It can be demonstrated experimentally by placing an inert
marker at the interface.
This is a direct evidence of the vacancy mechanism of
diffusion as the other mechanisms do not permit the flux of
diffusing species to be different.
t = t
1
B
t = 0
Arich Brich
Diffusion rate
A
>
B
t = time
Kirkendall effect
Zn diffuses faster into Cu than Cu in Zn. A diffusion couple of
Cu and Zn will lead to formation of a growing layer of CuZn
alloy (Brass).
Same will happen in a CuNi couple as Cu diffuses faster in
Ni than vice versa.
Since this takes place by vacancy mechanism, pores will
form in Cu (of the CuNi couple) as the vacancy flux in the
opposite direction (towards Cu) will condense to form pores.
Ficks Law
Steadystate diffusion is the situation when the diffusion flux
is independent of time (e.g. diffusion of a gas through solid
medium where concentration/pressure of the gas is kept
constant at both the end).
Ficks first law describes steadystate diffusion and is given
by
Where, J is the diffusion flux or the mass transported per unit
time per unit area and dC/dx is the concentration gradient. D
is known as the diffusion coefficient.
dx
dC
D J =
Steadystate diffusion
Ficks Second Law
In most practical situations, diffusion is nonsteady state i.e.
diffusion flux and concentration gradient varies with time.
This is described by Ficks second law
A solution to this equation can be obtained for a semiinfinite
solid with the following boundary conditions.
For t = 0, C = C
o
at 0 s x s . For t > 0, C = Cs (surface
concentration) at x = 0 and C = C
o
at x =
x
C
D
t
C
2
2
c
c
=
c
c
Non Steady state diffusion
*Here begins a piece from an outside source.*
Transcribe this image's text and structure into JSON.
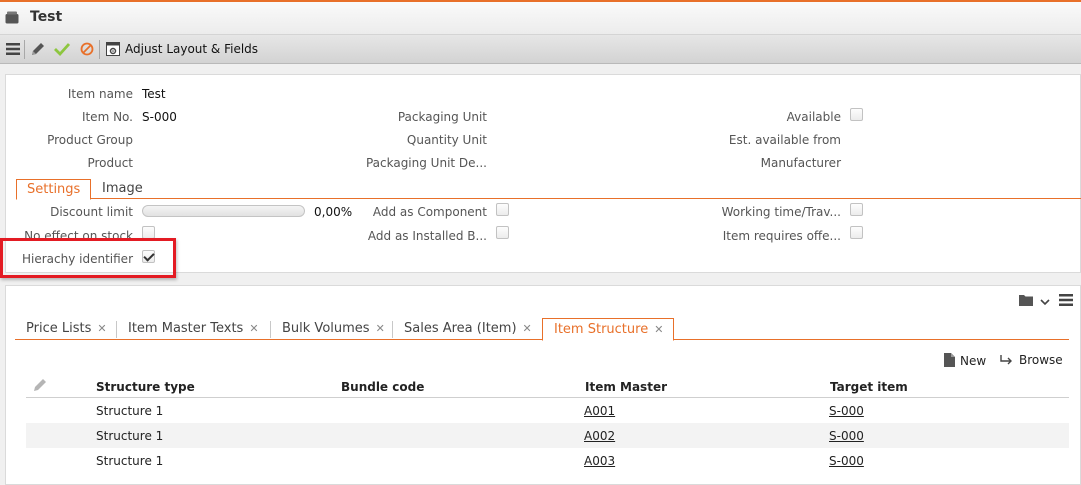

.

\

=
Dt
x
erf
C C
C C
o s
o x
2
1

.

\

= =
Dt 2
x
erf B A t
x, Cx
The more generalized form is
Factors affecting Diffusion
Diffusing species
The magnitude of the diffusion coefficient, D, is an indication of
the rate at which atoms diffuse. As the value of D is fixed for a
given element in a given material, the extent of diffusion is first
decided by the diffusing species itself.
Temperature
Temperature is a major factor which affects diffusion.
Temperature dependence of the diffusion coefficient is
expresses as
Where, D
o
is the preexponential factor and the Q is the
activation energy for diffusion

.
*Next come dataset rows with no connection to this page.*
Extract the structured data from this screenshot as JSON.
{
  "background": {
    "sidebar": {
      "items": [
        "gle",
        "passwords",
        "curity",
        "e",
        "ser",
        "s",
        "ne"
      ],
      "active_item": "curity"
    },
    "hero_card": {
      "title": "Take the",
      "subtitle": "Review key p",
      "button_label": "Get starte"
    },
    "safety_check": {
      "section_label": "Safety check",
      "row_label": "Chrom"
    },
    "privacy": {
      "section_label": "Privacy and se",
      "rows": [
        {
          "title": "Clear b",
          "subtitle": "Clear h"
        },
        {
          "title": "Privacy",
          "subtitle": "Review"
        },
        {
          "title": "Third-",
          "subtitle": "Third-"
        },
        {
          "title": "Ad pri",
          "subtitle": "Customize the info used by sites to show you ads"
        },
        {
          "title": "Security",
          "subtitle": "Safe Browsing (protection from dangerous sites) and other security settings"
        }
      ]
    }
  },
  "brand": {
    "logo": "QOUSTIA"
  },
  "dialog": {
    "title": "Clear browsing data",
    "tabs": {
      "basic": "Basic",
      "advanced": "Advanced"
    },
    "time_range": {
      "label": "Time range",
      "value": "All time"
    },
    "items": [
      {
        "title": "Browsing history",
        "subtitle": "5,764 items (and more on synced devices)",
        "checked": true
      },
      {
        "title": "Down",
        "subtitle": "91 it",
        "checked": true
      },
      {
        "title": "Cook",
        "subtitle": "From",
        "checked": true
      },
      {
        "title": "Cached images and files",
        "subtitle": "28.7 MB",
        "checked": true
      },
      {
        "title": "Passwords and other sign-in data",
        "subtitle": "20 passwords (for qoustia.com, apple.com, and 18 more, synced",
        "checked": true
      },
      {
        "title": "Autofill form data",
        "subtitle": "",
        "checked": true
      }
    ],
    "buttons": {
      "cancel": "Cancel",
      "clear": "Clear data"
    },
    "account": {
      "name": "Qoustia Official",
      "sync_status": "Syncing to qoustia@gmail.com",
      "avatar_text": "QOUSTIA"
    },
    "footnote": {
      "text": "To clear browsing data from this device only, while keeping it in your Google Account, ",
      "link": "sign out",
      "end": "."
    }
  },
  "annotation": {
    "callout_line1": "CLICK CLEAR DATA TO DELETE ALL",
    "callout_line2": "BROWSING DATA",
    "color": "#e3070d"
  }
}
\

=
RT
Q
D D o exp
Example
Ex.1. The carbon content of a steel at the surface is 0.9%.
The steel is being carburized at 927 C. The nominal C
content in the steel is 0.2%. Calculate the time needed to
increase the carbon content to 0.4% at 0.5 mm depth.
D = 1.28 x 10
11
m
2
/s at 927 C.
Solution.  (1)
C
s
= 0.9%, C
o
= 0.2%, C
x
= 0.4%, x = 0.5 mm = 5 x 10
4
m
Substituting these values in equation (1)
or
t = 8567 s = 143 min

.

\

=
Dt
x
erf
C C
C C
o s
o x
2
1
7143 . 0
88 . 69
=

.

\

t
erf 755 . 0
88 . 69
=

.

\

t
References
http://dev.matter.org.uk/matscicdrom/manual/df.html
http://highered.mcgraw
hill.com/sites/0072495855/student_view0/chapter2/animation_
_how_diffusion_works.html
http://web.mse.uiuc.edu/courses/mse280/notes/06/ch06_diffu
sion.ppt
http://www.msm.cam.ac.uk/phasetrans/abstracts/L12.pdf
http://www.msm.cam.ac.uk/phasetrans/kirkendall.html
http://www.eng.utah.edu/~lzang/images/lecture6.pdf
http://people.virginia.edu/~lz2n/mse209/Chapter5.pdf
Key words: Diffusion; Atomic diffusion; Ficks law of diffusion;
Selfdiffusion; Kirkendall effect; Diffusivity
Quiz
1. What is diffusion?
2. What are the two necessary conditions for diffusion to
occur?
3. What are the mechanisms of diffusion?
4. What is selfdiffusion?
5. What is steady state diffusion? Describe Ficks first law of
diffusion.
6. What is Ficks second law of diffusion?
7. What is the effect of temperature on diffusion? How is the
activation energy obtained?
8. What other factors affect diffusion rate in metals?
9. Give an example of an industrial process which uses
diffusion.
10. Calculate the diffusivity of carbon in Fe at 927 C.
D
o
= 2 x 10
5
m
2
/s and Q = 142 kJ/mol
Quiz
11. The diffusivity of Ag atoms in Ag metal is 1.0 x 10
17
m
2
/s at
500 C and 7.0 x 10
13
m
2
/s at 1000 C. Calculate the activation
energy for diffusion of Ag atoms in the temperature range 500
1000 C.
12. A plain carbon steel (0.18% C) is to be carburized at 927 C.
What is the time needed to make the carbon content 0.35% at a
depth of 0.4 mm? Take C content at surface to be 1.15 wt%.
D = 1.28 x 10
11
m
2
/s.
13. If the same steel is carburized for 7 hrs at 927 C what will
be the carbon content at a depth of 1mm from the surface?